When the world’s biggest video game maker opens a state-of-the-art studio in Los Angeles that will be the modern day equivalent of what the brothers Warner did in Burbank in the 1930s, you know video games have achieved a central place in the show biz universe.
Redwood City-based Electronic Arts announced yesterday it would soon move into a $100 million, 245,000 square-foot studio in Playa Vista later this year. Eventually there will be 1000 workers at the West Los Angeles campus, according to John Batter, the EA exec who heads the company’s Los Angeles operations. Currently, EA has some 300 workers employed in the southwest region in Las Vegas, Irvine and Bel-Air, Calif. Batter stresses that the move to the center of the entertainment business has become vital as video games both look-and-feel more like movies and as revenues from video games becomes ever more important to the major studios.
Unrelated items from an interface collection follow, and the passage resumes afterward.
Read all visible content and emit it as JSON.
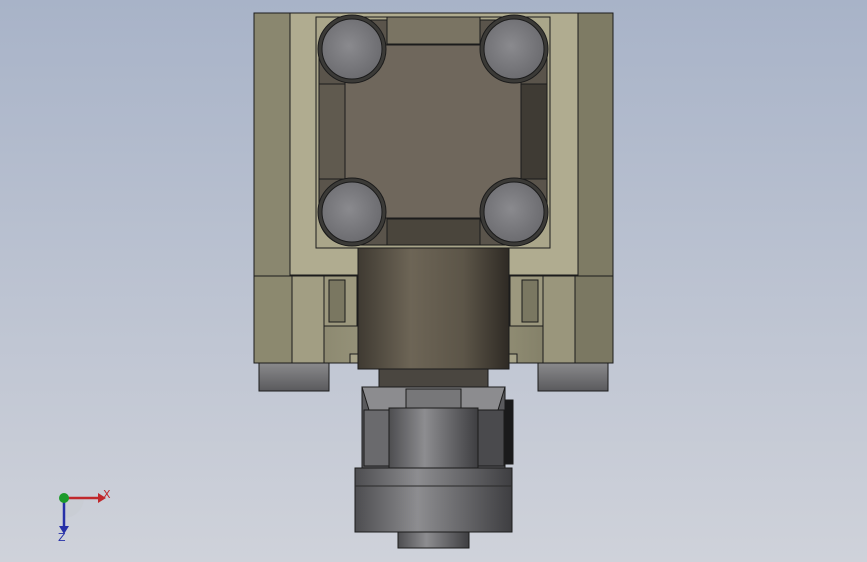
{
  "viewport": {
    "background_top": "#a8b3c8",
    "background_bottom": "#cfd2da"
  },
  "model": {
    "body_color": "#8f8c73",
    "body_shade_color": "#6e6b55",
    "plate_color": "#a9a58a",
    "pocket_color": "#6e665c",
    "cylinder_color": "#5f594c",
    "bolt_color": "#7c7c80",
    "edge_color": "#1b1b1b"
  },
  "triad": {
    "x_label": "X",
    "z_label": "Z",
    "x_color": "#c0282c",
    "z_color": "#2630a8",
    "y_color": "#1c9a2a"
  }
}
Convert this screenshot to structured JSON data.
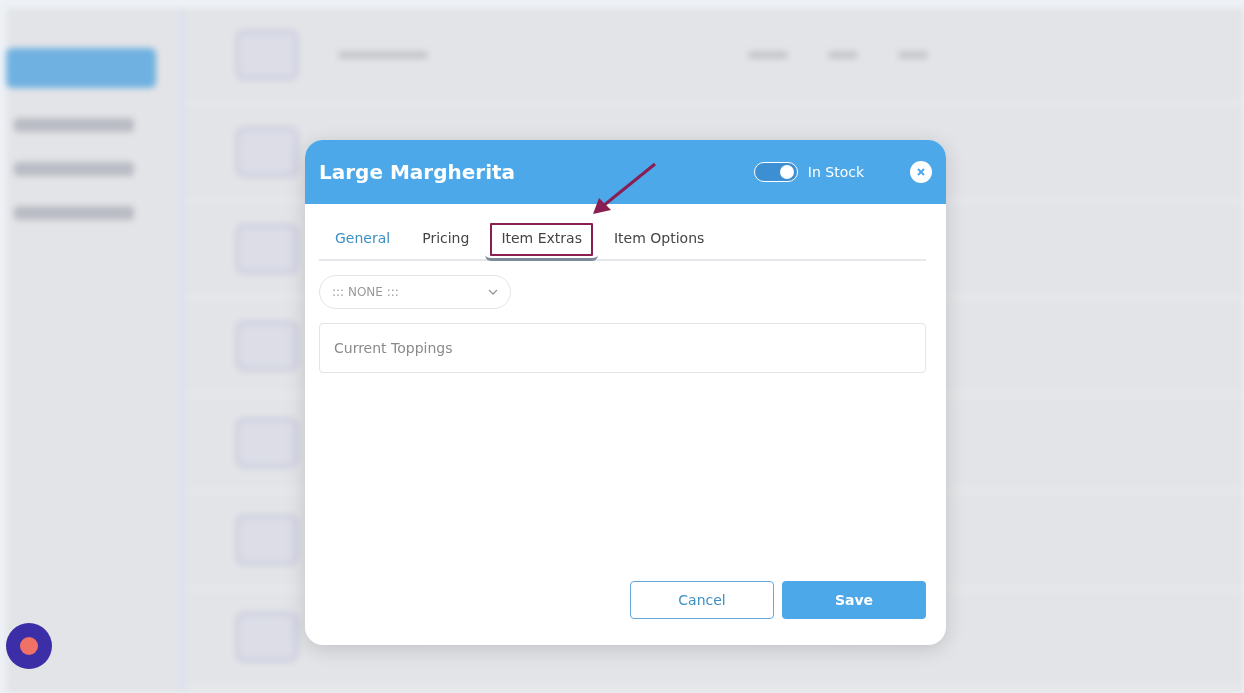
{
  "dialog": {
    "title": "Large Margherita",
    "stock_toggle": {
      "label": "In Stock",
      "on": true
    },
    "tabs": [
      {
        "label": "General",
        "selected": false,
        "accent": true,
        "callout": false
      },
      {
        "label": "Pricing",
        "selected": false,
        "accent": false,
        "callout": false
      },
      {
        "label": "Item Extras",
        "selected": true,
        "accent": false,
        "callout": true
      },
      {
        "label": "Item Options",
        "selected": false,
        "accent": false,
        "callout": false
      }
    ],
    "extras_dropdown": {
      "value": "::: NONE :::"
    },
    "toppings_field": {
      "placeholder": "Current Toppings"
    },
    "buttons": [
      {
        "label": "Cancel",
        "kind": "secondary"
      },
      {
        "label": "Save",
        "kind": "primary"
      }
    ]
  }
}
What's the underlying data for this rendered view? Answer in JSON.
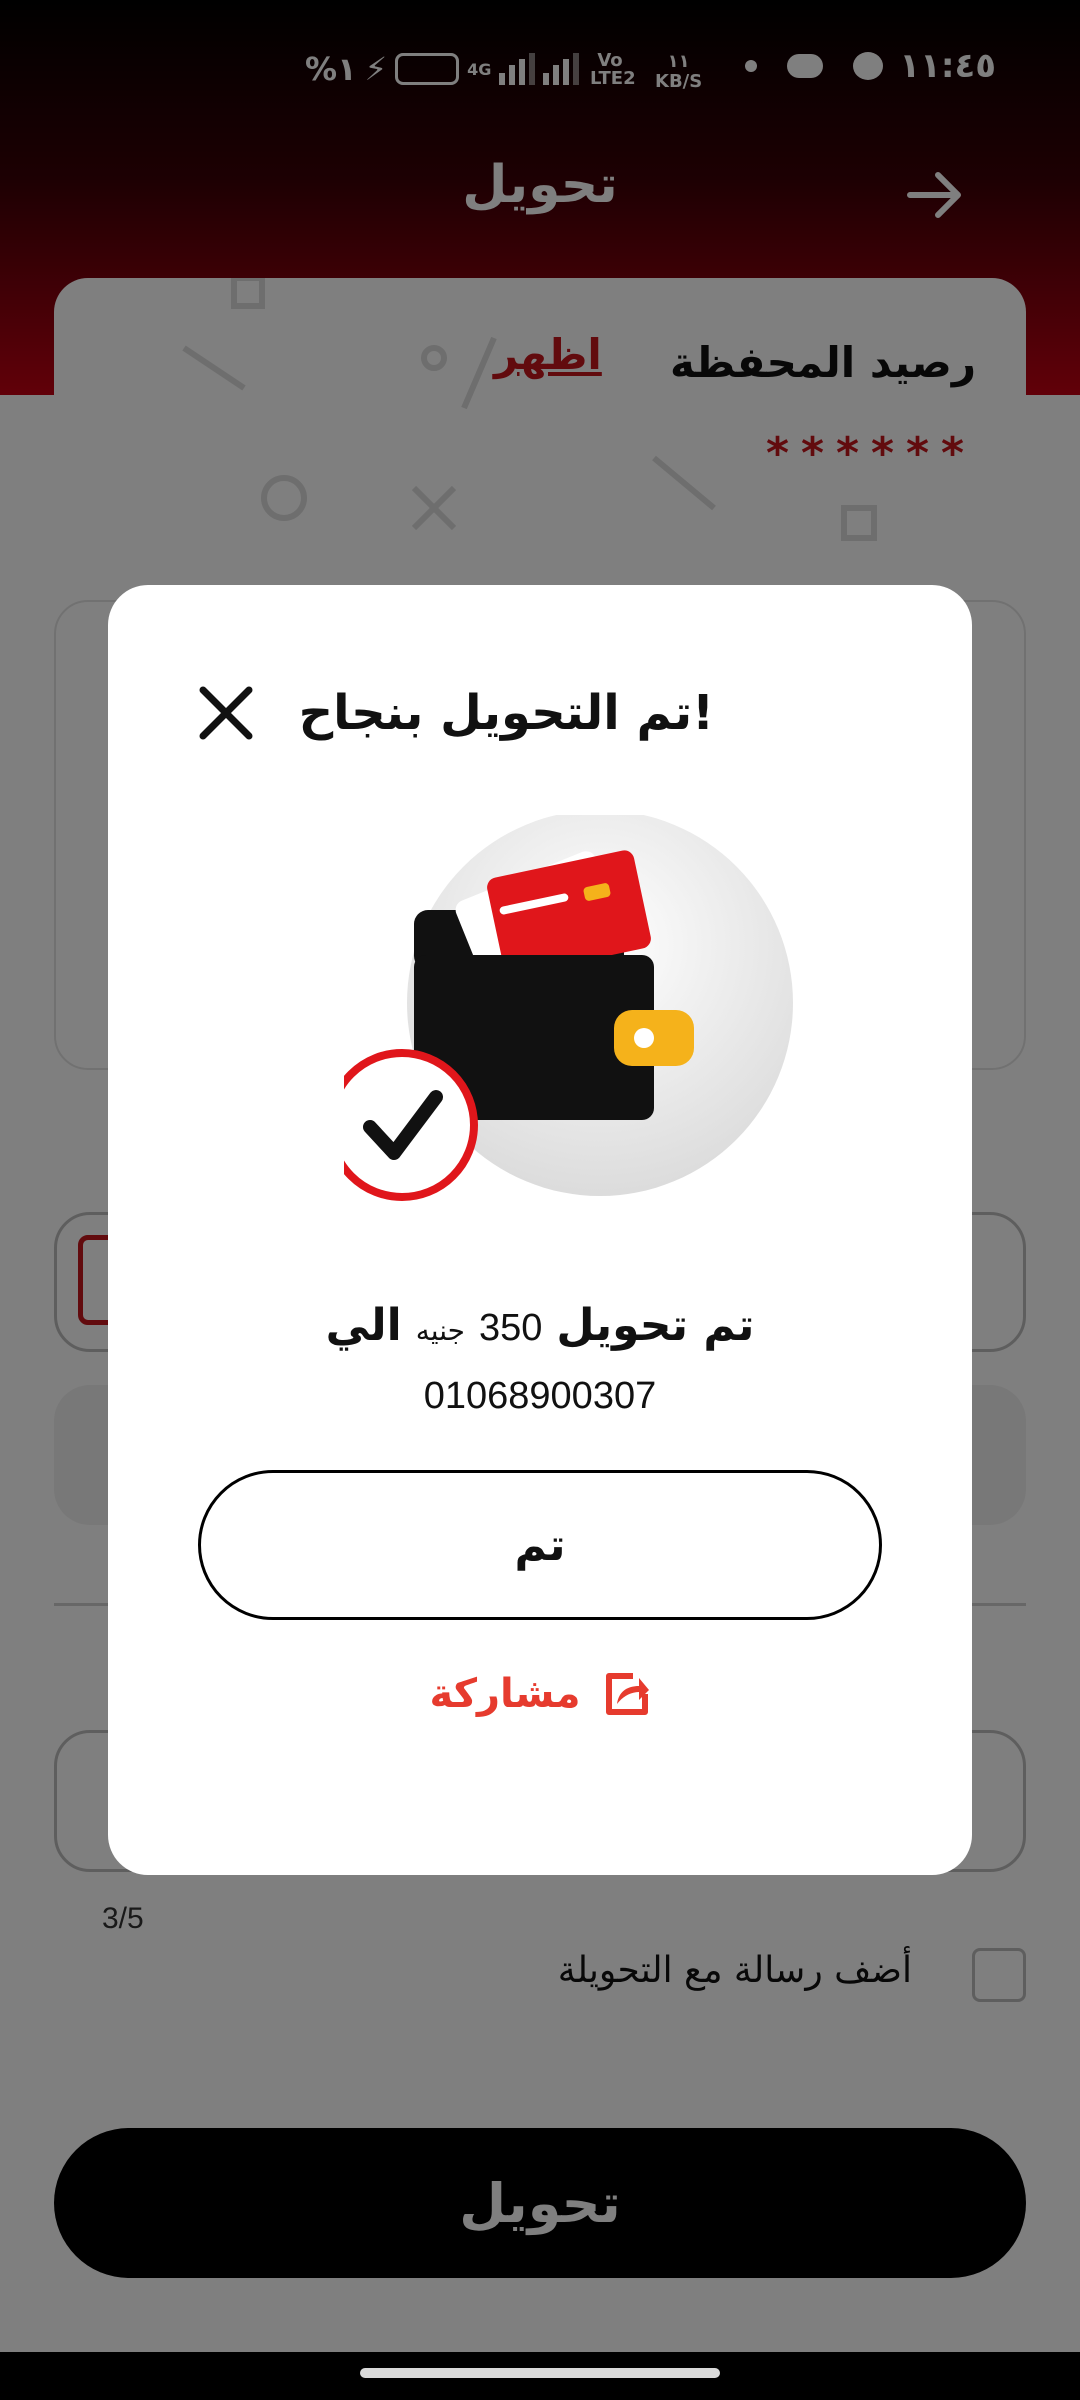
{
  "status_bar": {
    "time": "١١:٤٥",
    "battery": "%١",
    "network": "4G",
    "volte": "Vo LTE2",
    "speed_value": "١١",
    "speed_unit": "KB/S"
  },
  "screen": {
    "title": "تحويل",
    "back_icon": "arrow-right-icon"
  },
  "balance_card": {
    "label": "رصيد المحفظة",
    "show_link": "اظهر",
    "masked_value": "******"
  },
  "form": {
    "counter": "3/5",
    "add_message_label": "أضف رسالة مع التحويلة",
    "submit_label": "تحويل"
  },
  "modal": {
    "title": "تم التحويل بنجاح!",
    "result_prefix": "تم تحويل",
    "amount": "350",
    "currency": "جنيه",
    "to_word": "الي",
    "recipient": "01068900307",
    "done_label": "تم",
    "share_label": "مشاركة",
    "colors": {
      "accent": "#c4161c",
      "share": "#e63b2e",
      "wallet_badge": "#f5b21b"
    }
  }
}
The move should be a hey-day and major payday for the region’s animators, artists, modelers, digital texture artists and graphics engineers. With Sony Picture’s Imageworks, Digital Domain and Rhythm & Hues Studios, Inc. all literally a five-minute drive from EA’s campus, the competition for top talent will be even more intense than it is now.
The video game industry is now a $25 billion global business and the $7 billion-plus revenue the biz generates in the U.S. now tops the box office revenues of the film business. EA’s annual revenues last year topped $2.5 billion.